Recent corporate scandals have ignited debateover appropriate rules for accounting and corporategovernance. The debate has largely ignoredan important preliminary question: who shouldset standards of corporate governance and disclosurefor publicly traded companies? This paperargues that stock exchanges have substantialadvantages, in comparison with governmentbodies, as the primary regulators of corporategovernance, disclosure, and accounting. Thoseadvantages stem from superior incentives. Stockexchanges gain from investors' willingness totrade and accordingly have an incentive to provideany cost-effective rules that will increaseinvestor welfare.
There are several standard arguments againstincreasing the role of exchanges in setting disclosureand governance rules. One is that exchangeshave market power, which dulls their incentive toset optimal rules. Another is that competitionfor listings will make exchanges reluctant toenforce their rules. A third is that disclosure ruleshave external effects that an exchange cannotinternalize. Finally, it is argued that exchangesmay lack sufficiently varied enforcement tools toensure compliance with their rules. Under currentpractice, the primary threat exchanges canhold over listed companies is delisting, whichmay be too large a penalty for some violationsand too slight for others.

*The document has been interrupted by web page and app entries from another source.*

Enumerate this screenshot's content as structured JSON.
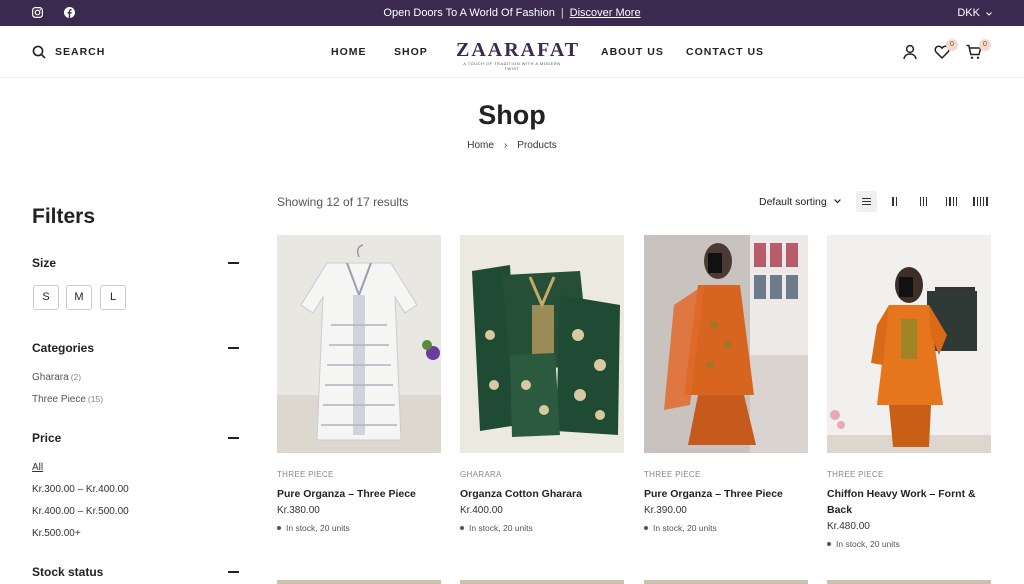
{
  "topbar": {
    "promo_text": "Open Doors To A World Of Fashion",
    "promo_link": "Discover More",
    "currency": "DKK",
    "social_icons": [
      "instagram-icon",
      "facebook-icon"
    ]
  },
  "header": {
    "search_label": "SEARCH",
    "nav": [
      "HOME",
      "SHOP",
      "ABOUT US",
      "CONTACT US"
    ],
    "logo_name": "ZAARAFAT",
    "logo_tagline": "A TOUCH OF TRADITION WITH A MODERN TWIST",
    "wishlist_count": "0",
    "cart_count": "0"
  },
  "page": {
    "title": "Shop",
    "breadcrumb": [
      "Home",
      "Products"
    ],
    "breadcrumb_sep": "›"
  },
  "filters": {
    "title": "Filters",
    "size": {
      "title": "Size",
      "options": [
        "S",
        "M",
        "L"
      ]
    },
    "categories": {
      "title": "Categories",
      "items": [
        {
          "label": "Gharara",
          "count": "(2)"
        },
        {
          "label": "Three Piece",
          "count": "(15)"
        }
      ]
    },
    "price": {
      "title": "Price",
      "items": [
        "All",
        "Kr.300.00 – Kr.400.00",
        "Kr.400.00 – Kr.500.00",
        "Kr.500.00+"
      ]
    },
    "stock": {
      "title": "Stock status"
    }
  },
  "toolbar": {
    "showing": "Showing 12 of 17 results",
    "sorting": "Default sorting",
    "views": [
      "list",
      "2-columns",
      "3-columns",
      "4-columns",
      "5-columns"
    ],
    "active_view": "list"
  },
  "products": [
    {
      "category": "THREE PIECE",
      "name": "Pure Organza – Three Piece",
      "price": "Kr.380.00",
      "stock": "In stock, 20 units"
    },
    {
      "category": "GHARARA",
      "name": "Organza Cotton Gharara",
      "price": "Kr.400.00",
      "stock": "In stock, 20 units"
    },
    {
      "category": "THREE PIECE",
      "name": "Pure Organza – Three Piece",
      "price": "Kr.390.00",
      "stock": "In stock, 20 units"
    },
    {
      "category": "THREE PIECE",
      "name": "Chiffon Heavy Work – Fornt & Back",
      "price": "Kr.480.00",
      "stock": "In stock, 20 units"
    }
  ],
  "colors": {
    "topbar_bg": "#3b2a4f",
    "stock_dot": "#2e6b3a",
    "badge_bg": "#f3d9cf"
  }
}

Only the last of those is a significant obstacle,and even that can be resolved contractually tosome extent. Listing agreements could call forfines and other penalties for violation of rules.Nevertheless, government agencies have a clearadvantage in investigating and punishing wrong-doing.A natural solution, then, would be to maintainthe Securities and Exchange Commission asan enforcement agency but cede much of its rule-makingauthority to the exchanges.